What you return should be the complete data below, word for word, with no pictures in it.

RECORDS FOR PROCESSING Start Marker

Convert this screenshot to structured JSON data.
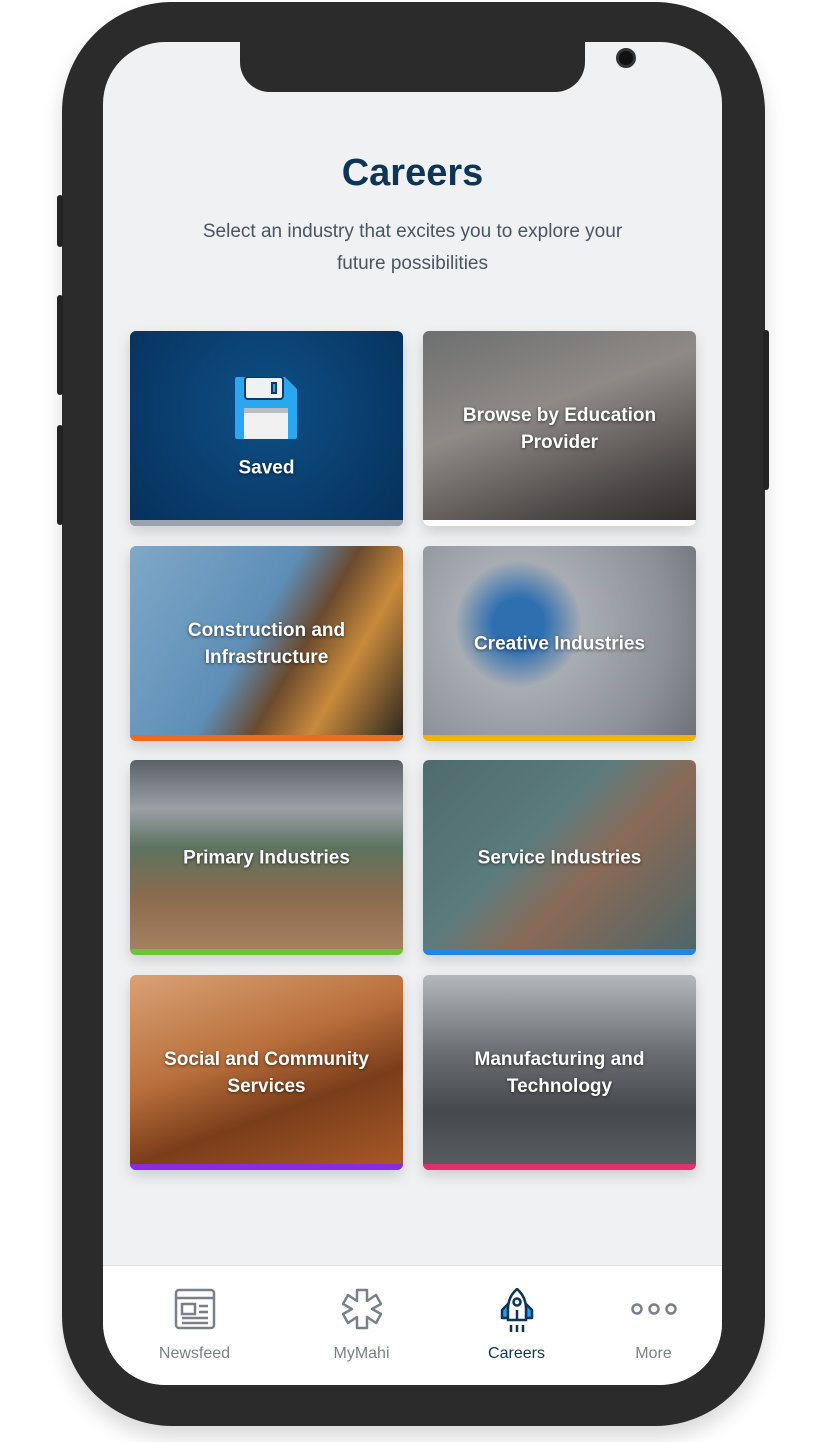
{
  "header": {
    "title": "Careers",
    "subtitle": "Select an industry that excites you to explore your future possibilities"
  },
  "cards": [
    {
      "label": "Saved",
      "icon": "floppy-disk-icon",
      "accent": "#9aa3ad"
    },
    {
      "label": "Browse by Education Provider",
      "accent": "#ffffff"
    },
    {
      "label": "Construction and Infrastructure",
      "accent": "#f06a1a"
    },
    {
      "label": "Creative Industries",
      "accent": "#f0b400"
    },
    {
      "label": "Primary Industries",
      "accent": "#6cc430"
    },
    {
      "label": "Service Industries",
      "accent": "#1e88e5"
    },
    {
      "label": "Social and Community Services",
      "accent": "#8a2be2"
    },
    {
      "label": "Manufacturing and Technology",
      "accent": "#e0306e"
    }
  ],
  "tabbar": {
    "items": [
      {
        "label": "Newsfeed",
        "icon": "newspaper-icon"
      },
      {
        "label": "MyMahi",
        "icon": "asterisk-icon"
      },
      {
        "label": "Careers",
        "icon": "rocket-icon",
        "active": true
      },
      {
        "label": "More",
        "icon": "more-dots-icon"
      }
    ]
  }
}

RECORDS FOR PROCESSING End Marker

* **EXERCISE SOLUTION**:
Convert this screenshot to structured JSON data.
{
  "header": {
    "title": "Careers",
    "subtitle": "Select an industry that excites you to explore your future possibilities"
  },
  "cards": [
    {
      "label": "Saved",
      "icon": "floppy-disk-icon",
      "accent": "#9aa3ad"
    },
    {
      "label": "Browse by Education Provider",
      "accent": "#ffffff"
    },
    {
      "label": "Construction and Infrastructure",
      "accent": "#f06a1a"
    },
    {
      "label": "Creative Industries",
      "accent": "#f0b400"
    },
    {
      "label": "Primary Industries",
      "accent": "#6cc430"
    },
    {
      "label": "Service Industries",
      "accent": "#1e88e5"
    },
    {
      "label": "Social and Community Services",
      "accent": "#8a2be2"
    },
    {
      "label": "Manufacturing and Technology",
      "accent": "#e0306e"
    }
  ],
  "tabbar": {
    "items": [
      {
        "label": "Newsfeed",
        "icon": "newspaper-icon"
      },
      {
        "label": "MyMahi",
        "icon": "asterisk-icon"
      },
      {
        "label": "Careers",
        "icon": "rocket-icon",
        "active": true
      },
      {
        "label": "More",
        "icon": "more-dots-icon"
      }
    ]
  }
}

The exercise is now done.